And why stop now? Though the U.S. and Canada are sold out, Murrell keeps buying back franchises whenever he can so he can run them. “Those stores are more profitable, and they serve as good models for our franchisees to see that we do everything we ask them to do,” he says. Murrell is even expanding overseas. He has an agreement with Freston Road Investments, a British firm run by Charles Dunstone, the founder of British mobile phone retailer the Carphone Warehouse, to open 200 to 300 stores in Great Britain starting next year. He’s had offers to open stores in the Middle East but says, “We’ll get our feet wet in England.”
Murrell has no immediate plans to step down, but his success has given him a bit more free time these days. He says he’s working on his golf game, “but those damn windmills keep getting in the way.” He goes deep-sea fishing in the Bahamas and Maryland. But he generally likes to keep life simple. “I look at him like a football coach,” says Moseley. “He’s the leader, and he hires good people and lets them do their jobs.” Murrell likes to say that he had little to do with the success of Five Guys and that it was all due to Janie and the boys. Others have a different take. “He’s a self-effacing guy, kind of a good old boy,” says Horton. “But he’s a benevolent dictator for sure.” Says Chad: “It’s his genius.” And what motivates him? “He likes the money.”

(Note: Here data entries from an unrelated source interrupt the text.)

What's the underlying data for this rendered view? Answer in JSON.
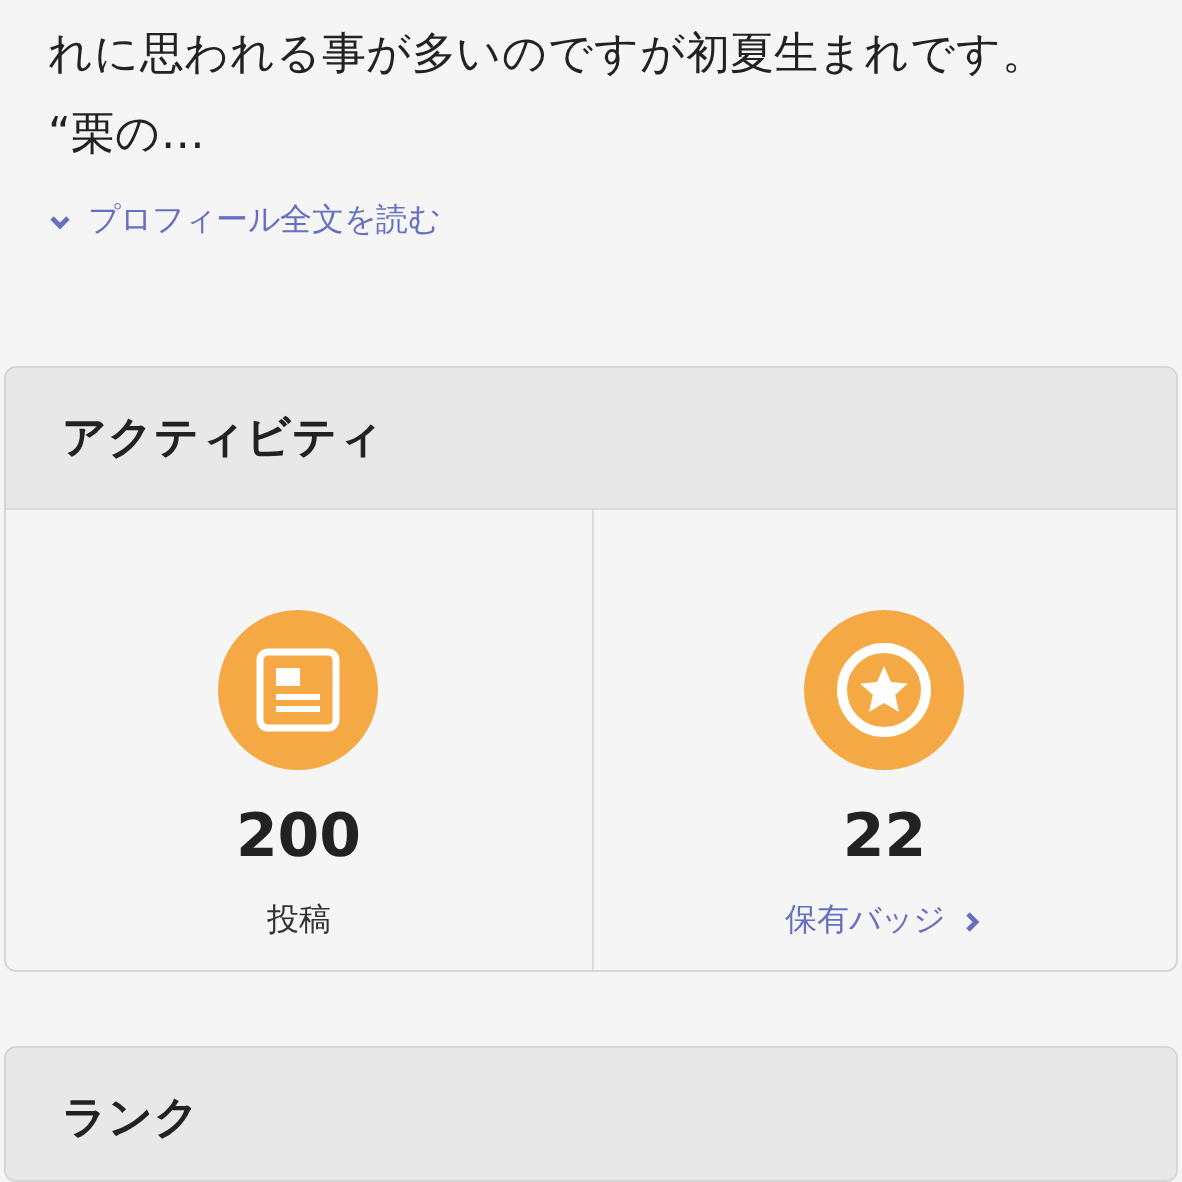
{
  "profile": {
    "text_lines": [
      "れに思われる事が多いのですが初夏生まれです。",
      "“栗の…"
    ],
    "read_more": "プロフィール全文を読む"
  },
  "activity": {
    "title": "アクティビティ",
    "stats": [
      {
        "kind": "posts",
        "value": "200",
        "label": "投稿",
        "link": false
      },
      {
        "kind": "badges",
        "value": "22",
        "label": "保有バッジ",
        "link": true
      }
    ]
  },
  "rank": {
    "title": "ランク"
  }
}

Murrell admits he likes the money but says it’s more than just about him. “I enjoy seeing the kids, the managers and the franchisees make money. I like to see everyone have fun.”